IFC's LIBOR Transition

LIBOR is the most widely used interest rate benchmark to price or value a wide range of financial products, including corporate and personal loans, mortgages, bonds, securitizations and derivatives, underlying over $370 trillion of transactions across the globe.

Last year, following changes in global markets that revealed weaknesses in LIBOR’s sustainability as a reference rate, global regulators and market participants began a process of phasing out the use of LIBOR across all currencies and tenors and identifying an adequate alternative benchmark rate. This transition process—which is expected to be concluded by the end of 2021—is continuously evolving and represents a significant change that will impact all participants in financial and capital markets globally.

IFC has conducted a comprehensive analysis of the impact of the transition from a lending, funding, accounting, operations, information technology and legal perspective, on IFC’s portfolio of existing loans and capital mobilization programs.

IFC is monitoring market developments and working toward a smooth transition to a successor benchmark rate. IFC is collaborating with partners in the financial industry—particularly with Multilateral Development Banks and other Development Finance Institutions—to track industry developments and develop best practices, including fallback language for bilateral and multilateral transactions.

If you have any questions, please contact IFC at libor_transition@ifc.org. For further reference, please read an article written by IFC Head of Investor Relations, Denise Odaro in the International Debt Capital Markets Handbook 2020 publication, viewable at this link

For information on market guidance and the transition process, visit these websites:

Alternative Reference Rates Committee

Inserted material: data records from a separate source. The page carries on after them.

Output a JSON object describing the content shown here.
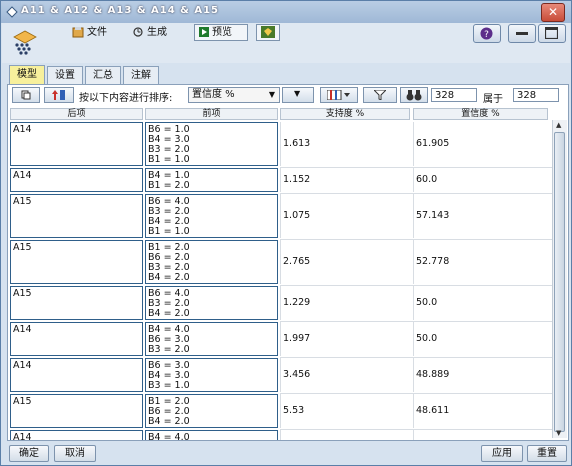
{
  "window": {
    "title": "A11 & A12 & A13 & A14 & A15",
    "close_label": "✕"
  },
  "toolbar": {
    "file_label": "文件",
    "generate_label": "生成",
    "preview_label": "预览",
    "icons": [
      "app-logo-icon",
      "file-icon",
      "generate-icon",
      "preview-play-icon",
      "gem-icon",
      "help-icon",
      "minimize-icon",
      "maximize-icon"
    ]
  },
  "tabs": [
    {
      "label": "模型",
      "active": true
    },
    {
      "label": "设置",
      "active": false
    },
    {
      "label": "汇总",
      "active": false
    },
    {
      "label": "注解",
      "active": false
    }
  ],
  "sortbar": {
    "sort_label": "按以下内容进行排序:",
    "sort_value": "置信度 %",
    "count_value": "328",
    "of_label": "属于",
    "total_value": "328"
  },
  "table": {
    "headers": {
      "consequent": "后项",
      "antecedent": "前项",
      "support": "支持度 %",
      "confidence": "置信度 %"
    },
    "rows": [
      {
        "consequent": "A14",
        "antecedent": [
          "B6 = 1.0",
          "B4 = 3.0",
          "B3 = 2.0",
          "B1 = 1.0"
        ],
        "support": "1.613",
        "confidence": "61.905"
      },
      {
        "consequent": "A14",
        "antecedent": [
          "B4 = 1.0",
          "B1 = 2.0"
        ],
        "support": "1.152",
        "confidence": "60.0"
      },
      {
        "consequent": "A15",
        "antecedent": [
          "B6 = 4.0",
          "B3 = 2.0",
          "B4 = 2.0",
          "B1 = 1.0"
        ],
        "support": "1.075",
        "confidence": "57.143"
      },
      {
        "consequent": "A15",
        "antecedent": [
          "B1 = 2.0",
          "B6 = 2.0",
          "B3 = 2.0",
          "B4 = 2.0"
        ],
        "support": "2.765",
        "confidence": "52.778"
      },
      {
        "consequent": "A15",
        "antecedent": [
          "B6 = 4.0",
          "B3 = 2.0",
          "B4 = 2.0"
        ],
        "support": "1.229",
        "confidence": "50.0"
      },
      {
        "consequent": "A14",
        "antecedent": [
          "B4 = 4.0",
          "B6 = 3.0",
          "B3 = 2.0"
        ],
        "support": "1.997",
        "confidence": "50.0"
      },
      {
        "consequent": "A14",
        "antecedent": [
          "B6 = 3.0",
          "B4 = 3.0",
          "B3 = 1.0"
        ],
        "support": "3.456",
        "confidence": "48.889"
      },
      {
        "consequent": "A15",
        "antecedent": [
          "B1 = 2.0",
          "B6 = 2.0",
          "B4 = 2.0"
        ],
        "support": "5.53",
        "confidence": "48.611"
      },
      {
        "consequent": "A14",
        "antecedent": [
          "B4 = 4.0",
          "B6 = 3.0"
        ],
        "support": "",
        "confidence": ""
      }
    ]
  },
  "footer": {
    "ok_label": "确定",
    "cancel_label": "取消",
    "apply_label": "应用",
    "reset_label": "重置"
  }
}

For U.S. dollar markets, efforts toward determining an alternative benchmark rate are being led by the Alternative Reference Rates Committee, which includes private market participants convened by the Federal Reserve Board and the Federal Reserve Bank of New York.

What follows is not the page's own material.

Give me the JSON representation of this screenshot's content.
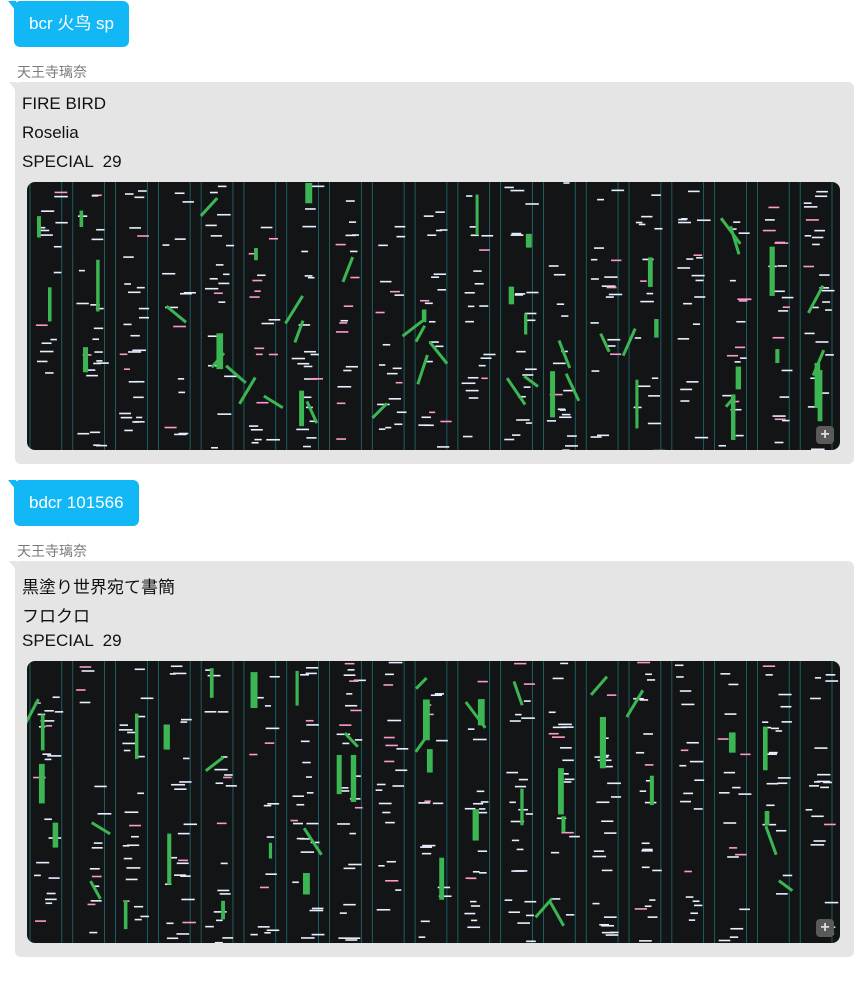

International Swaps and Derivatives Association

The transition in the derivatives market is being led by the International Swaps and Derivatives Association,  which the Financial Stability Board tasked to remediate the relevant provisions in the derivatives contacts.